WHAT IS BEING ASKED:
Check each line of the records below and collect those holding "naygilla".

Top of MATERIAL FOR THIS EXERCISE

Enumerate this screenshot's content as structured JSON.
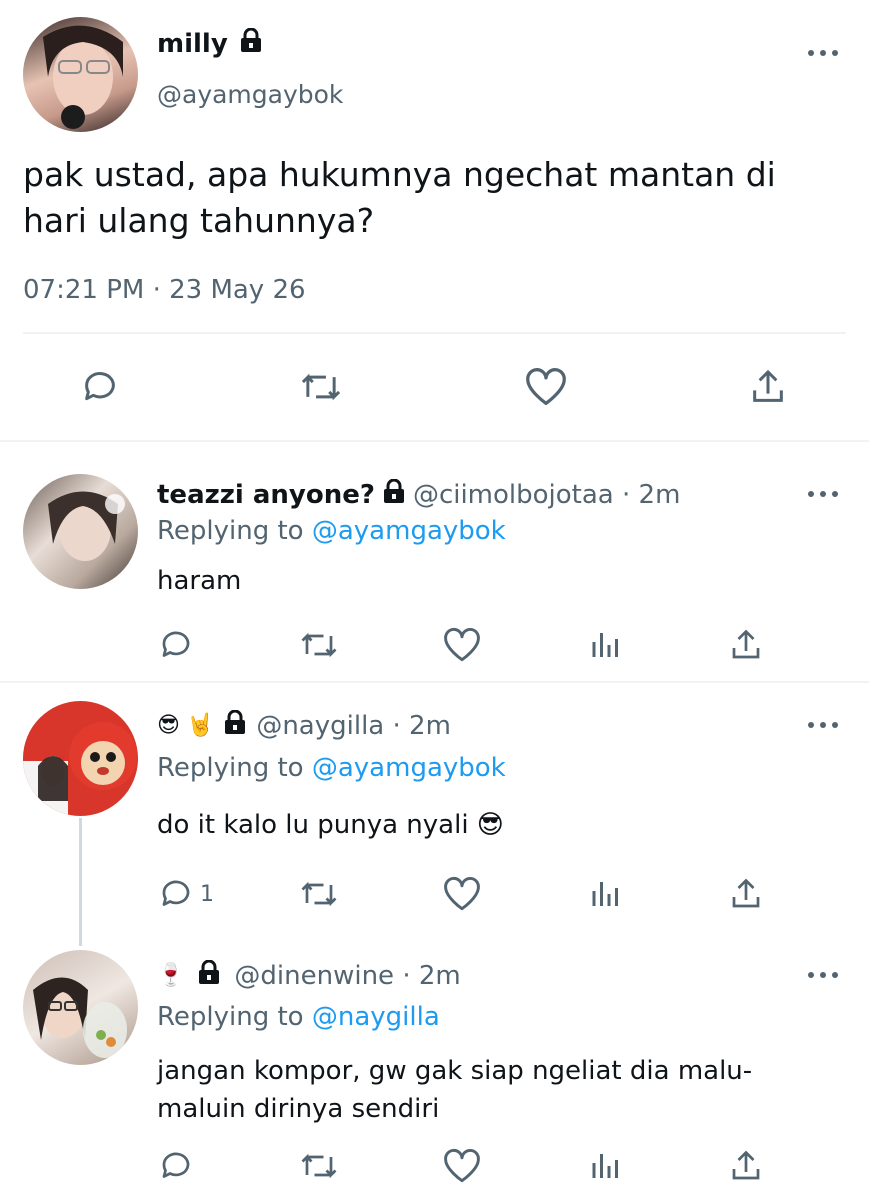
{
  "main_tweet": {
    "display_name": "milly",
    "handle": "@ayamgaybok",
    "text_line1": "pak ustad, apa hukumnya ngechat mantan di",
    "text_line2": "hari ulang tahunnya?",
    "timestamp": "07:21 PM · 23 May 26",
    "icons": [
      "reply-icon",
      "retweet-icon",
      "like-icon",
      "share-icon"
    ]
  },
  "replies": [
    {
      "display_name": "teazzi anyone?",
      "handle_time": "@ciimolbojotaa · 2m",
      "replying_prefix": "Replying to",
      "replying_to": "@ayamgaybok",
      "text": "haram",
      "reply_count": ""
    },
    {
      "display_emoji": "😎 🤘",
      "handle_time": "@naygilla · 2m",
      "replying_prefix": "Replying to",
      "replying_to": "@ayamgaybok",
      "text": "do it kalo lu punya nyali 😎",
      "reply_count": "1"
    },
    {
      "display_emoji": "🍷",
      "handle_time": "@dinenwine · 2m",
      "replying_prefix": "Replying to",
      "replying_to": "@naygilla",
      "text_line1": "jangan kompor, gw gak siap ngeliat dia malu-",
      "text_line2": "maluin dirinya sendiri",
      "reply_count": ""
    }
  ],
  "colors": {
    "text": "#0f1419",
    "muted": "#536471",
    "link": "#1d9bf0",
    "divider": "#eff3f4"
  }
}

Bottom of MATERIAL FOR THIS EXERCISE

ANSWER TO THE PROBLEM:
      "handle_time": "@naygilla · 2m",
      "replying_to": "@naygilla",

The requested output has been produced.